The purpose of this column is to increase understanding of human behavior as it has an impact on the workplace. Special attention will be given to miscommunications caused by cultural differences.
Tall poppies get
clipped in Australia
'Are you sure that you want me to introduce you by reading this material?" Graham Foster asked his guest, Erin Santos. Graham was the organizer of a venture capital workshop in Brisbane, Australia.
Members of the program committee had invited Erin, who was a well-known and successful entrepreneur from Fresno, Calif. Erin gave Graham a one-page description of herself, hoping to make the task of introducing her easier. The description contained material on honors received in college, awards won as an entrepreneur, and a listing of interviews she had granted to prominent magazines.
Graham introduced Erin, and she began her talk. After a few minutes, she was interrupted with questions about the sources of capital for her ventures, the originality of her ideas and the number of years she invested prior to success. One audience member was very direct with a question about why she was flown in from California. "Are you saying that there are no successful entrepreneurs here in Australia?" She tried to answer the questions and continue her presentation, but at the end of her allotted time she found she could have spoken for another half-hour.
Erin has encountered the "tall poppy syndrome." When I ask Australian businesspeople about cultural differences visitors might observe, this is the example they most frequently report.
Tall poppies refer to high status people who might be challenged or "chopped down." In Erin's case, she was challenged about how she had obtained her status. Did she have a clear business plan to attract investors, or did she just take advantage of family money? Did she have good ideas herself, or did she benefit from others' innovations? She had to defend her accomplishments that led to the invitation from the conference organizers.
Australians are much less inclined to put down tall poppies if they are seen as deserving their high status.
This incident and analysis developed from conversations with Norman Feather of Flinders University, Adelaide, South Australia. He points out the tall poppy syndrome serves the Australian value of social equality. People should not put themselves above others. When challenged, people should be modest about their accomplishments, give credit to others who have helped, and they should communicate with graciousness and humor. For Americans, communicating in this manner can be practiced before travelling to Australia.
The purpose of this column is to increase understanding of human behavior as it has an impact on the workplace. Special attention will be given to miscommunications caused by cultural differences. Each column will start with a short example of such confusion. Possible explanations will be offered to encourage thought about these issues.

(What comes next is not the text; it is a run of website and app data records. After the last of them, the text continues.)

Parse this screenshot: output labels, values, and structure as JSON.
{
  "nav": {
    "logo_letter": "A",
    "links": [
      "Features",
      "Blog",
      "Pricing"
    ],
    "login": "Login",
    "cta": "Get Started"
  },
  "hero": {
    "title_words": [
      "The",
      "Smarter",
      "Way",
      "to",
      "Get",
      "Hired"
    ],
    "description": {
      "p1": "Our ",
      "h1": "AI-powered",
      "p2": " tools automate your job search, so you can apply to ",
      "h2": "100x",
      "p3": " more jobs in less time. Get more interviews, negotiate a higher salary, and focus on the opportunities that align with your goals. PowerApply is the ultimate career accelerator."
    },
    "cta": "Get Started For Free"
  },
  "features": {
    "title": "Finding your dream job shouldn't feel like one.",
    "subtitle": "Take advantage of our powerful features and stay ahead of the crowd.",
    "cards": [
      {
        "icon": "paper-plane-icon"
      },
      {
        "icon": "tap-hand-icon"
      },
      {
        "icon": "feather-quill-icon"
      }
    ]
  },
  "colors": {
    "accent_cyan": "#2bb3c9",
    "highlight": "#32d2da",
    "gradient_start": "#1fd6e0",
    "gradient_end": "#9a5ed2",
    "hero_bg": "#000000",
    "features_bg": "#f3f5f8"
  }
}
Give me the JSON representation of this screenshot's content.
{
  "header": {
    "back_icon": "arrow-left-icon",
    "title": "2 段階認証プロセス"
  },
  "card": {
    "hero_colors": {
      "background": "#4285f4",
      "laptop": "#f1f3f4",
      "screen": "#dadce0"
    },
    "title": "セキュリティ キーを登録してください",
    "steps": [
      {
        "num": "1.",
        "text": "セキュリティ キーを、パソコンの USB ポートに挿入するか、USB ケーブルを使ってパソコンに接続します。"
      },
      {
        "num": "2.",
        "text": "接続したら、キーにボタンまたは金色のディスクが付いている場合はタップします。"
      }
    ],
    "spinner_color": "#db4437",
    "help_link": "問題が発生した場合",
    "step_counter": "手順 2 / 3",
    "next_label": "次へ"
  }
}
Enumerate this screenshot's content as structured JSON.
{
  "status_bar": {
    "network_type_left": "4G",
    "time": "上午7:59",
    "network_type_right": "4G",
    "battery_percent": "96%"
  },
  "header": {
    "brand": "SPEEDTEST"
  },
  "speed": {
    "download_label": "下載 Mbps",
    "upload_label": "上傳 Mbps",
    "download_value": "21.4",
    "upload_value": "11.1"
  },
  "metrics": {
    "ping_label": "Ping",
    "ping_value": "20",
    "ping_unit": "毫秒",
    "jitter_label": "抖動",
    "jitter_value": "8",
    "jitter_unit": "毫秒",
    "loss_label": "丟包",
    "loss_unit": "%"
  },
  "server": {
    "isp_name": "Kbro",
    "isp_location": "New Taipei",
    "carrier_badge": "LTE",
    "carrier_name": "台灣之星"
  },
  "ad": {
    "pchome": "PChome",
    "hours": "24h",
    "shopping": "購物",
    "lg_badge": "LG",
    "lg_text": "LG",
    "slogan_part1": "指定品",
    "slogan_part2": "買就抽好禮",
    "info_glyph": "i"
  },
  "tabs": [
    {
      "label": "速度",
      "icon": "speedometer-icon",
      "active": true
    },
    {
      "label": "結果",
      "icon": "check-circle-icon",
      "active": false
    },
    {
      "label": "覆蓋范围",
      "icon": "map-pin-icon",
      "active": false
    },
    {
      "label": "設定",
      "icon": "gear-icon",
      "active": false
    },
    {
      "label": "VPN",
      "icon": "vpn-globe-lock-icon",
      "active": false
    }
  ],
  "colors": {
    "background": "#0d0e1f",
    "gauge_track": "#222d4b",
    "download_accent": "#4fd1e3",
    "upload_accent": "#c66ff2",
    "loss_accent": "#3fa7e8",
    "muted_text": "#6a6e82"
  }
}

Richard Brislin is a professor in the College of Business Administration,
University of Hawaii. He can be reached through the
College Relations Office: email@example.com